Stars: Michael Fassbender, Keira Knightley, Viggo Mortensen, Vincent Cassel, Sarah Gadon, Katharina Palm, Sarah Adams, André Hennicker

Director: David Cronenberg

'I haven't been sleeping very well, and I keep having this apocalyptic dream,' groans Dr Jung (Fassbender). If only director Cronenberg had pictured this dream, it might at least have livened up for a few moments this dull-as-ditchwater account of the friendship and falling-out of psychoanalysts Freud (Mortensen) and Jung in the early years of the 20th century.

As the content is about sex, we might expect this account to be fairly spicy if nothing else. Alas for false hopes; the sex scenes, such as they are, are as dry and devoid of any genuine passion as the rest of this far-too-studied film.

Discussions between Jung and Freud (though the English accents the actors choose to assume are absolutely impeccable, Mortensen's in particular) will lose your attention amidst a jungle (and jumble) of technical jargon about sexual repression and its consequences, as the film lurches dangerously close to becoming a boring and impenetrable lecture on the subject.

As the initially unhinged young woman who comes between the two men, Knightley comes on a bit too strong, but promising young Canadian actress Gadon gives a beautifully-judged performance as Jung's neglected wife. Peter Suschitzky's superb photography hits you like a breath of fresh air every time the film moves out of the stuffiness of the study, and the director's sense of period detail is faultless. Just a shame about the content.

In fairness, I ought to add that my wife loved this film. Perhaps it's a woman-man thing...

David Quinlan

USK/Canada/Germany/Switzerland 2011. UK Distributor: Lionsgate. Colour by deluxe.
99 minutes. Not widescreen. UK certificate: 15.

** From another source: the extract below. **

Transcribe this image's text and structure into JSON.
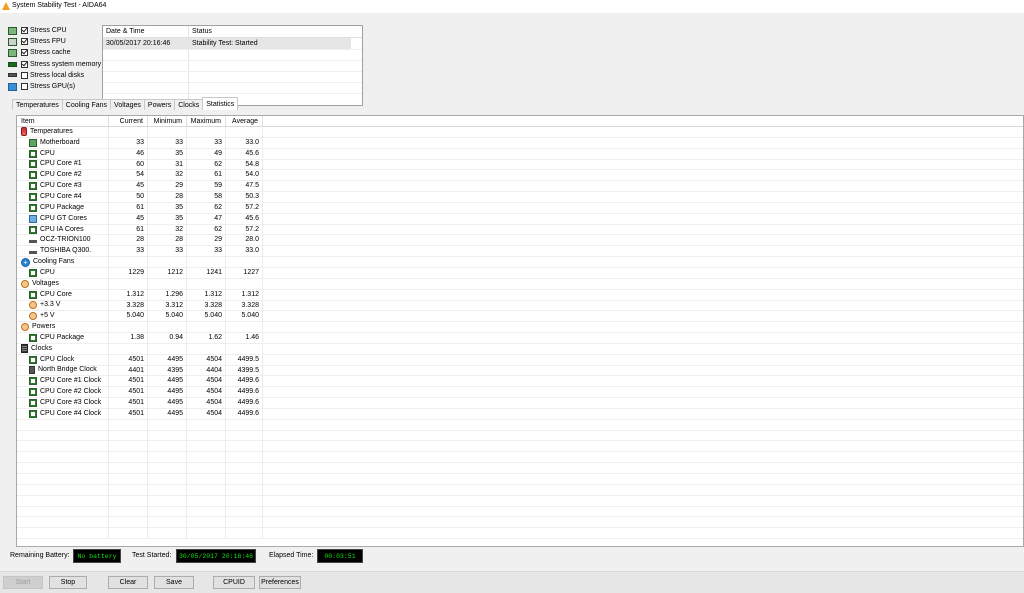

Guidance ratings (out of 3): Sex/nudity 2, Violence/Horror 1, Drugs 1, Swearing 1.

Review date: 05 Feb 2012